Balloons are synonymous with celebrations, birthdays, and giddy joy. But now some environmentalists are launching an all-out war on them.
From university campuses to entire island communities, balloon bans are becoming a thing. The issue gained national prominence in the US this week as one southern university launched back into classes — without its historic tradition of releasing balloons. It’s possible balloon bans could sweep the nation the same way plastic straw bans have. But are they necessary?
Well, balloons are a major environmental issue. When they fly off into the sky never to be seen again, they end up somewhere — usually, in our oceans. During an international ocean cleanup effort in 2016, participants collected enough balloon waste to carry a 2,200-pound walrus. More than 270 experts on marine animals ranked balloons among the top three threats to seabirds, sea turtles, and marine mammals, according to a 2015 paper in Marine Policy.
Why? Because animals eat this plastic gunk, mistaking it for food. Balloon waste can fill up animals’ bellies, causing them to starve. And those ribbons attached to balloons? Birds can get strangled in them and die.
The deadly consequences of balloon string. Photo: Pamela Denmon (Courtesy of Fish and Wildlife Service)
“We have seen that birds will feed their young plastic pieces,” said Virginia Witmer, the outreach coordinator for the Virginia Department of Environmental Quality’s Coastal Zone Management Programme. “That fills up the babies, and they’re not getting the proper nutrition.”
Witmer was part of a team that took five years to properly study the impacts balloon litter has had on Virginia beaches. The team’s latest report, released this month, chronicles the years 2013 to 2017. Throughout their four years of hunting for it, the researchers note they found more than 11,000 pieces of balloon and balloon-related litter. This trash made up most of the marine debris in the Virginia beaches the team surveyed.

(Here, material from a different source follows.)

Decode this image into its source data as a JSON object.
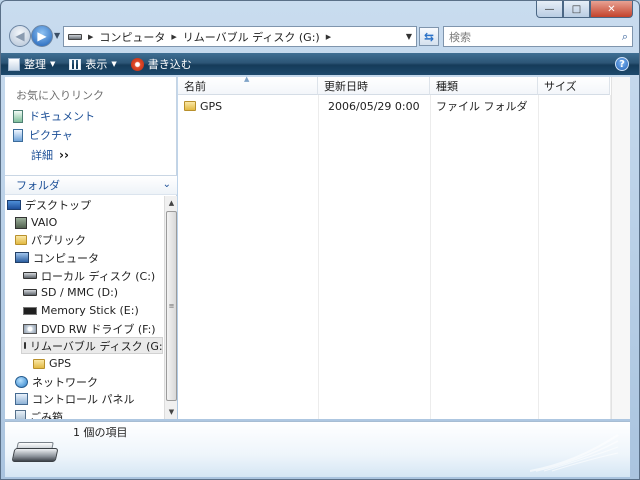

Still, Witmer isn’t sure that an all-out ban on all balloons is necessary. Her team is more interested in trying to change the way society thinks about and uses these items.
“We don’t want to tell people to not celebrate with balloons,” Witmer told Gizmodo. “Celebrate with balloons, but at the end, pop them and put them in the trash. We’re trying to change social norms.”
Where bans may make more sense, she said, is with mass releases. Think of weddings and the celebratory send-off of balloons. Or that one time in 1986 Cleveland thought it’d be a good idea to release more than a million balloons. At Clemson University in South Carolina, the football team has always entered the field with a celebratory release of thousands of orange balloons. It’s been that way for the last 30 years, but that practice ends this year.
The now-defunct tradition at Clemson University to mass release balloons during football games. Photo: AP
On Block Island, a small island in the US found just off Rhode Island’s southern shore, balloons are banned outright. They can’t be used, and they can’t be sold. As an island community, residents have an intimate relationship with the water, and many have seen firsthand where balloons end up.
“Here, a lot of us walk on our beaches every day, and we go out on our boats,” said Ken Lacoste, the first warden of the New Shoreham Town Council, to Gizmodo. “It’s crazy how many [balloons] are out there.”
But what about the kids and the parties?! For Lacoste, the threat to the environment “outweighs any effect for children not seeing any balloons fly up to the sky.” He wants to see the mindset change, for kids to grow up without an expectation of balloons on their birthdays. After all, there are other ways to spruce up a party or show a person love on a birthday — from paper mache to flowers to fruit baskets — that don’t take the same environmental toll.
Block Island isn’t the first town to ban balloons. In Nantucket, Massachusetts, the plastic orbs were outlawed in 2015. So the trend isn’t starting now; it’s growing.
A piece of my childhood self is cringing, but these bans might be a necessary evil. After all, balloons aren’t a required part of people’s daily living the way plastic straws are for some disabled people. (Unless, I guess, if you’re a clown in need of work.)
At the very least, these bans will shift the way people interact with balloons, reminding us that using them irresponsibly carries consequences.
I’m (reluctantly) joining this war now, too. Where’s the next battle?